It's hard to describe how much I loved this book. It's a little fantastical, a little paranormal, a lot emotional, and ridiculously wonderful.
This is the story of a girl whose head is just barely above water. Holly's boyfriend died last fall in a horrific car crash. Her mother is always working. Her sister is in need of constant supervision. Her grandfather joins their family when his Alzheimer's gets so bad that he can't be left alone. She has one friend at school and it seems like everyone else hates her. She has feelings for her dead boyfriend's best friend. It just can't get worse.

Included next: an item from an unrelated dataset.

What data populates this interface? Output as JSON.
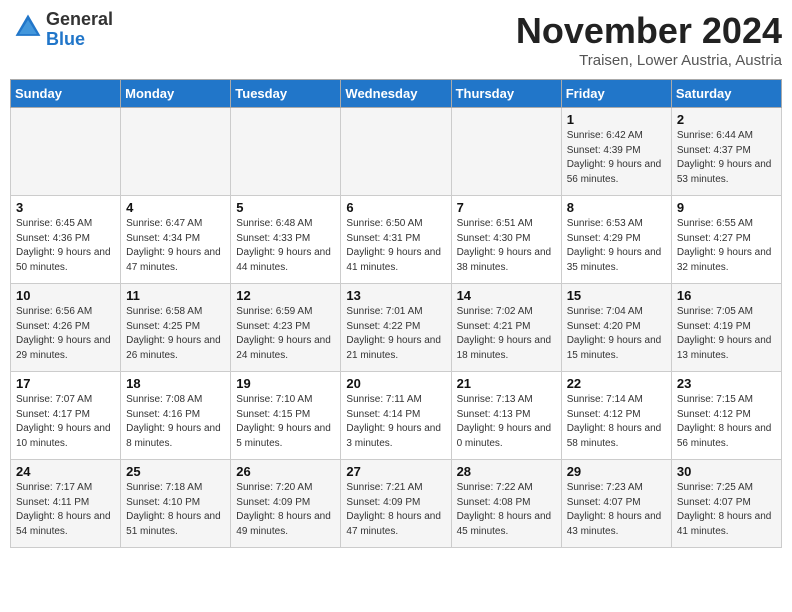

Her family is charming and wonderful, even when you want to scream at them in frustration. Her mother is just trying to keep her family afloat, even if it means working several jobs and spending little to no time at home. Her little sister has a good heart and is very lucky to have Holly there for a great role model. Her grandfather sinks farther and farther into the disease, descending where no one - except the ghost of Holly's boyfriend, Rob - can communicate with him. They're well-written and very realistic.
The teenagers in this book are also well done. You hate some of them, you can't help but love some of them, especially Jason, who can only be described as head-over-heels in love with Holly. He's so sweet, and despite the huge difference in their lifestyles, you definitely have to root for Holly and Jason to get together.
The ghost element was interesting. I admit that I was a little worried about this part, but Heather definitely pulled it off. It was subtle enough that you didn't feel like it was an overwhelmingly paranormal novel. In fact, Rob's parts were some of the most emotional in the book. To be a ghost, looking from the outside into the life that you used to live - it would be a truly terrible, painful thing.
And speaking of emotions: do not read this book unless you intend on being put through the emotional ringer. I cried buckets at several different times - and I am definitely not usually a crier. It takes a lot for me to tear up, but this book definitely got to me. Maybe it was the Holly's feeling of despair and utter hopelessness, Jason's sheer frustration that things couldn't go the way they should, Aldo's descent into a place where communication was no longer an option, or Rob's anger at being stuck in a place where no one but Aldo can see him - but he can see everything, including the things he doesn't want to see. It was very reminiscent of Sarah Dessen or Deb Caletti.
I was very impressed with the writing style. When I realized that three characters narrated - in three different types of speech - I worried. Holly's passages are written in first person past, Jason's in third person past, and Rob's in second person present. This is truly unique, but adds a unique and wonderful element to the story. Surprisingly enough, they flow from one to the next without disturbing the story whatsoever.
This was my first novel by Heather Davis and I'm thrilled. It was wonderful and I look forward to many more. I was definitely encouraged to seek out her previous novels.